WORK REQUEST.
Keep each entry exactly as written when you repeat it, and skip the images.

SUPPLIED INFORMATION.
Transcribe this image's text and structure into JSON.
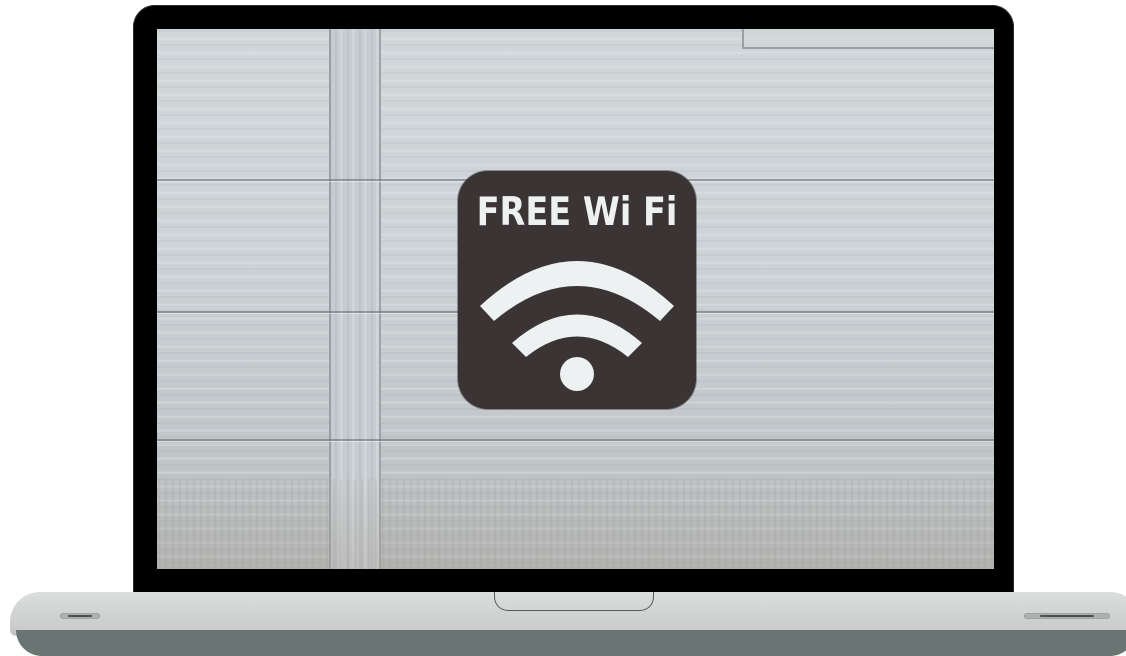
{
  "sign": {
    "text": "FREE Wi Fi",
    "icon": "wifi-icon"
  },
  "colors": {
    "bezel": "#000000",
    "wall": "#cdd3d6",
    "sign_background": "#3a3435",
    "sign_foreground": "#eef1f2",
    "laptop_base": "#d6d8d7",
    "laptop_base_bottom": "#687572"
  }
}
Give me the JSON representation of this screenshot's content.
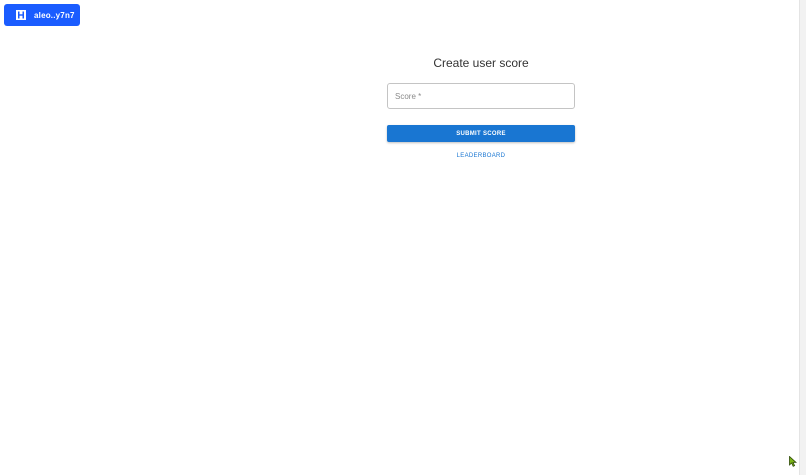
{
  "wallet": {
    "label": "aleo..y7n7",
    "icon": "wallet-logo-icon",
    "color": "#1a5cff"
  },
  "form": {
    "title": "Create user score",
    "score_placeholder": "Score *",
    "score_value": "",
    "submit_label": "SUBMIT SCORE",
    "leaderboard_label": "LEADERBOARD",
    "accent_color": "#1976d2"
  },
  "cursor": {
    "icon": "mouse-pointer-icon"
  }
}
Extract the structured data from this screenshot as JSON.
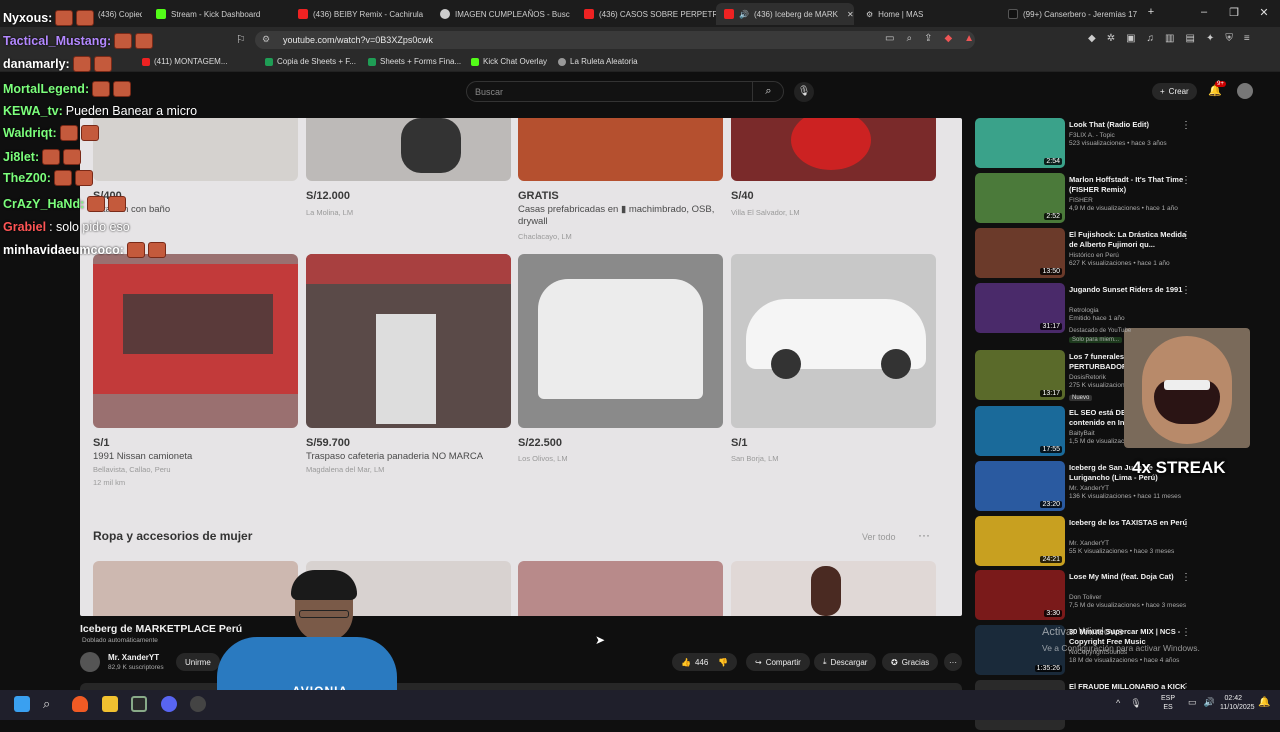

COMPLETED EXERCISE.
Transcribe this image's text and structure into JSON.
{
  "sign": {
    "text": "FREE Wi Fi",
    "icon": "wifi-icon"
  },
  "colors": {
    "bezel": "#000000",
    "wall": "#cdd3d6",
    "sign_background": "#3a3435",
    "sign_foreground": "#eef1f2",
    "laptop_base": "#d6d8d7",
    "laptop_base_bottom": "#687572"
  }
}
Give me the JSON representation of this screenshot's content.
{
  "wallet": {
    "label": "aleo..y7n7",
    "icon": "wallet-logo-icon",
    "color": "#1a5cff"
  },
  "form": {
    "title": "Create user score",
    "score_placeholder": "Score *",
    "score_value": "",
    "submit_label": "SUBMIT SCORE",
    "leaderboard_label": "LEADERBOARD",
    "accent_color": "#1976d2"
  },
  "cursor": {
    "icon": "mouse-pointer-icon"
  }
}
Extract the structured data from this screenshot as JSON.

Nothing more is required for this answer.